HTTP is one of my favourite things and I want to see it everywhere
15 July 2010
First things first: I like HTTP. I really like HTTP. The other day I got to thinking about the architectural benefits of REST, and how many of the advantages seem to apply just as much to communication between the components of an application as between clients and server that communicate over the network. What are the implications of using HTTP (to pick the most common REST transport) for internal communication between components, as alternative to straightforward function calls?
There’s some obvious disadvantages, so let’s get those out of the way:
- It’s more verbose and it’s more complicated. Instead of being able to directly call a method, you have to retrieve an HTTP client from a factory, configure it, build up the request, and parse the response. And the callee is likewise slightly more complicated than its non-HTTP equivalent.
- It’s slower. Parsing the headers is slow (strings!!), and even if you cheat a little and, say, pass the headers and parameters around as associative arrays it will still be slower than passing arguments directly.
Against this, the advantages:
- “Internal” calls (i.e. without network) look exactly the same as “external” calls (i.e. with network). If a server becomes overloaded, it’s easy to move an “internal” service to an “external” service to spread the load. If HTTP is already used in the application in some way (and it probably doesn’t make sense to add HTTP to a system that doesn’t already have traditional client-server HTTP somewhere), the difference between “internal” and “external” calls may already seem unnecessarily arbitrary.
- The HTTP protocol has a number of useful, sophisticated, well-defined features, and there’s also a large number of people who know the protocol reasonably well. (For one technology to be both complex and widely known is quite unusual.) HTTP provides mechanisms for authorisation, content negotiation and influencing caching behaviour, to give a few examples of features that are typically difficult to provide, especially in a backward-compatible way. The degree of control over caching behaviour it offers seems particularly useful. (Since cache invalidation is one of the two “hard problems” of computer science (together with naming things), allowing the caller to, for example, invalidate the callee’s cache, would appear to be a helpful feature to have.)

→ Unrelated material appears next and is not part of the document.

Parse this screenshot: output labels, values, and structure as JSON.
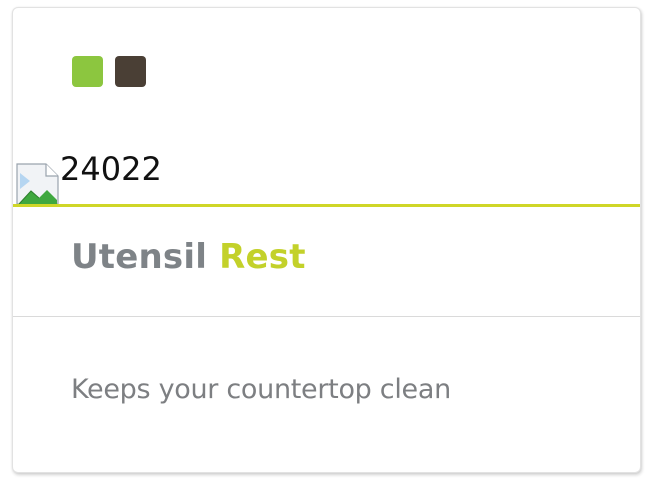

- HTTP is largely self-documenting. If you have a URL representing a resource, you probably don’t need to read the documentation to see how to perform a particular operation—you get the standard HTTP verbs, and the standard HTTP semantics. If an operation isn’t supported at all, or isn’t supported for a particular user, or isn’t supported right now, there’s probably a status code available to indicate the problem.
- HTTP is stateless. This helps helps keep the interactions between components simple. It’s simply not possible to construct an object and pass it back and forth between client and server, transforming it all the while, in ways that turn out not to be quite the transformation you were expecting.

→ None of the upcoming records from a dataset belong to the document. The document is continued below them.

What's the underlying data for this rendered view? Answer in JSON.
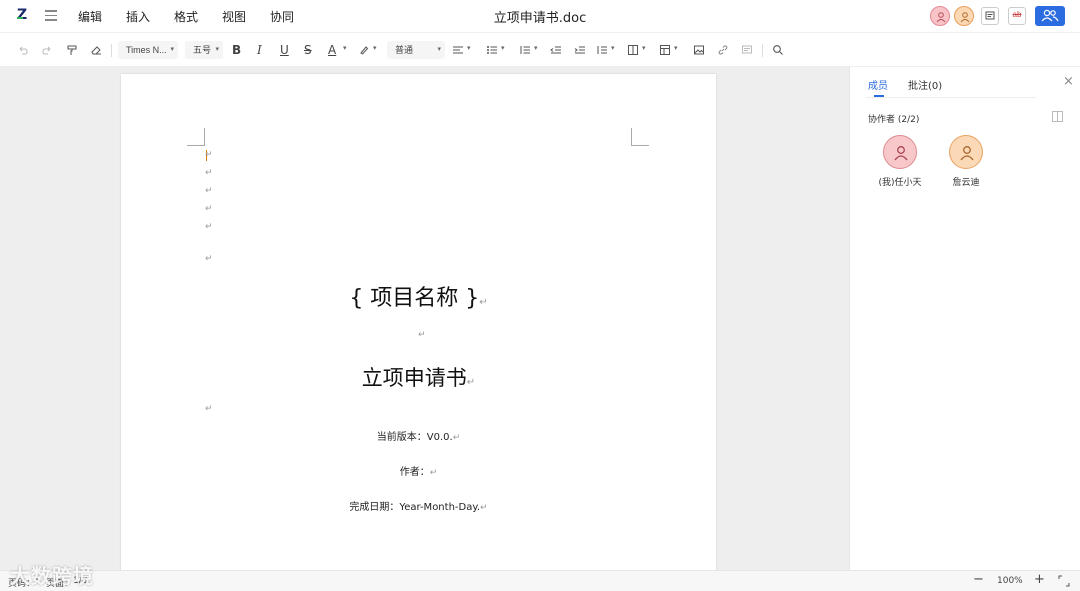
{
  "app": {
    "logo_letter": "Z",
    "menu": [
      "编辑",
      "插入",
      "格式",
      "视图",
      "协同"
    ],
    "doc_title": "立项申请书.doc",
    "comment_btn_label": "ab"
  },
  "toolbar": {
    "font_family": "Times N...",
    "font_size": "五号",
    "bold": "B",
    "italic": "I",
    "underline": "U",
    "strikethrough": "S",
    "font_color": "A",
    "paragraph_style": "普通"
  },
  "document": {
    "project_name": "{  项目名称  }",
    "title": "立项申请书",
    "version_line": "当前版本：V0.0.",
    "author_line": "作者：",
    "date_line": "完成日期：Year-Month-Day."
  },
  "side_panel": {
    "tabs": [
      "成员",
      "批注(0)"
    ],
    "active_tab": "成员",
    "collaborators_label": "协作者 (2/2)",
    "members": [
      {
        "name": "(我)任小天",
        "color": "#f7c7ca"
      },
      {
        "name": "詹云迪",
        "color": "#fbd8b6"
      }
    ]
  },
  "status": {
    "page_label": "页码：",
    "page_value": "1",
    "pages_label": "页面：",
    "pages_value": "1/8",
    "zoom": "100%"
  },
  "watermark": "大数跨境",
  "colors": {
    "accent": "#2b6de0",
    "workspace_bg": "#eeeeee"
  }
}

Using REST for internal communication might initially seem like a strange idea, but for the reasons described above, I think it’s one that makes sense. None of REST’s constraints and guiding principles are violated if there’s no network involved, which I think is especially interesting considering that REST was explicitly formulated by Roy Fielding as a solution to the problems faced by existing network-based software architectures.
There’s a few frameworks and libraries out there that go so way toward treating HTTP—both internal and external—as a fundamental, first class protocol. Kohana 3.0 has something called HMVC, and I’ve also done a proof of concept version of this feature for Zend Framework. Both allow you to create a standard HTTP client that is able to route and dispatch HTTP requests internally. Are there any other frameworks (in any language) with strong support for HTTP? I asked a related question on Stack Overflow recently but didn’t get many responses.
Finally, even if the disadvantages of pervasive HTTP outweigh the advantages for many applications, I think it’s interesting to imagine what it would be like to design an application with pervasive HTTP. For one thing, it helps clarify the difference between REST and RPC systems like SOAP—whilst there’s never any reason to use SOAP for internal calls, there may be reasons to use HTTP.